So far as I could judge, I always held her for an excellent Catholic, and a modest woman. She communicated often, and, at sight of the Body of Christ, shed many tears. In all she did, except in affairs of war, she was a very simple young girl; but for warlike things bearing the lance, assembling an army, ordering military operations, directing artillery-she was most skillful. Every one wondered that she could act with as much wisdom and foresight as a captain who had fought for twenty or thirty years. It was above all in making use of artillery that she was so wonderful.

Her page Louis de Contes testified:

She was a good and modest woman, living as a Catholic, very pious, and, when she could, never failing to be present at the Mass. To hear blasphemies upon the Name of Our Lord vexed her. Many times when the Duke d'Alencon swore (Jeanne's hatred of swearing is noticed by many of her followers, and in her hearing they endeavored to abstain from it. La Hire, whose language was apparently the most violent, was permitted by her to employ the mild expletive 'Par mon martin,' 'By my baton,' an expression she herself is constantly reported to have used.) or blasphemed before her, I heard her reprove him. As a rule, no one in the army dared swear or blaspheme before her, for fear of being reprimanded.

She would have no women in her army. One day, near Chateau-Thierry, seeing the mistress of one of her followers riding on horseback, she pursued her with her sword, without striking her at all; but with gentleness and charity she told her she must no longer be found amongst the soldiers, otherwise she would suffer for it.

Joan's confessor Father Jean Pasquerel asserted the following:

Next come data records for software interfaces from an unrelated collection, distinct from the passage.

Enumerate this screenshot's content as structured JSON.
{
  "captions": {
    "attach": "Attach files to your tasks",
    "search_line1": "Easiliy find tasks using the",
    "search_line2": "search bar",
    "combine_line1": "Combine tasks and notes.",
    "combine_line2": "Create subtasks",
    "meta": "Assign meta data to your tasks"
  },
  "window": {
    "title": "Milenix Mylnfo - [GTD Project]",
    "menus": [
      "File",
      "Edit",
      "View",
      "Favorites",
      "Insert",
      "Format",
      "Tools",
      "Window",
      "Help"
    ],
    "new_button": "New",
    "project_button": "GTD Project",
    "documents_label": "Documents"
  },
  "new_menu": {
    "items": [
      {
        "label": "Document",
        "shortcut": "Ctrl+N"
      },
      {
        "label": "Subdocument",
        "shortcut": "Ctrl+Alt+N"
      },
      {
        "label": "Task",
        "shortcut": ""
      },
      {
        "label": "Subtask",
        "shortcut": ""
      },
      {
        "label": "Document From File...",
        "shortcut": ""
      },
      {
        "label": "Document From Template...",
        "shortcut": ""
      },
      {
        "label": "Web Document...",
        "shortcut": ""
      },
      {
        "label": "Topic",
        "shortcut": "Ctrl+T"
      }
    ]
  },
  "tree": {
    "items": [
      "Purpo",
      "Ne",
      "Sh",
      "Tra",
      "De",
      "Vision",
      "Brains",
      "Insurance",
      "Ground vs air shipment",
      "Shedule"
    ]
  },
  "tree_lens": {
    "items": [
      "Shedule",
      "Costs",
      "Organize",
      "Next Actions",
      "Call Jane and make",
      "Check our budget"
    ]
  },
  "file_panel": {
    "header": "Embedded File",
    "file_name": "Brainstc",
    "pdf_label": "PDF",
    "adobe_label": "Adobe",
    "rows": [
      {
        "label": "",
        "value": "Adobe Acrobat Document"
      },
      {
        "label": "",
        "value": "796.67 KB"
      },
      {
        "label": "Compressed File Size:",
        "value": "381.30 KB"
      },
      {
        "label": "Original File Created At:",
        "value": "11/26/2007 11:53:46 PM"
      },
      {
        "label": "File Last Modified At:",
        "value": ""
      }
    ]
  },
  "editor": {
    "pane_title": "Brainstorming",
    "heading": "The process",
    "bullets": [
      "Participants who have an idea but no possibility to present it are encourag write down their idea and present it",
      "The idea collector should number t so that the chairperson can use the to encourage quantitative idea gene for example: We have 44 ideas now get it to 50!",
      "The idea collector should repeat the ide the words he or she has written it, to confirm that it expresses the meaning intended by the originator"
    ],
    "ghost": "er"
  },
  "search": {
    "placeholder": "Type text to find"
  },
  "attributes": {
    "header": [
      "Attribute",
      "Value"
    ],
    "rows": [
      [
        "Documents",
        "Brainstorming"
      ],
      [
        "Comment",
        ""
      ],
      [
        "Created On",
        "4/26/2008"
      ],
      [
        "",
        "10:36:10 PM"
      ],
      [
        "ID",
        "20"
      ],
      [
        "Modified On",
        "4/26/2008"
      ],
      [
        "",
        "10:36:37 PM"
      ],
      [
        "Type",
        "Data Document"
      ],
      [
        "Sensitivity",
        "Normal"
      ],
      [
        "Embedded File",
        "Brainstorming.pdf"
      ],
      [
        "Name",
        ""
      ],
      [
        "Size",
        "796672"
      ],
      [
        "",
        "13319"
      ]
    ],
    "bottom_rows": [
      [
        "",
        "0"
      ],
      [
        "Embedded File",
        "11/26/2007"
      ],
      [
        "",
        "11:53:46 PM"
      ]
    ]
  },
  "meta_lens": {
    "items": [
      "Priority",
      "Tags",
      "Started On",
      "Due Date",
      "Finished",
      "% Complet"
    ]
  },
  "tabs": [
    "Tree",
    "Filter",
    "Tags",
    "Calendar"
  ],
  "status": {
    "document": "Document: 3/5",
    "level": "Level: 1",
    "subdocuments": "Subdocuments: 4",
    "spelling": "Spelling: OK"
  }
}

I acted as her Chaplain, confessed her, and sang Mass for her. She was, indeed, very pious towards God and the Blessed Mary, confessing nearly every day and communicating frequently. When she was in a neighborhood where there was a Convent of Mendicant Friars, she told me to remind her of the day when the children of the poor received the Eucharist, so that she might receive it with them; and this she did often: when she confessed herself she wept.

Here is another outstanding article discussing the sanctity of the Maid.

Novena Prayer in honor of St. Joan



Avid said...

Thanks for this-- devotion to St. Joan is increased!

Anonymous said...


your pieces on Joan reminded me that I wrote a very short bio on her life a year ago sometime.

I hope you dont mind that I put a link to your own pieces on Joan..a most courageous soul.

Yours in Christ,


Terry Nelson said...

Thank you for posting all of this information on St. Joan, it is edifying.

elena maria vidal said...

Thanks to you all.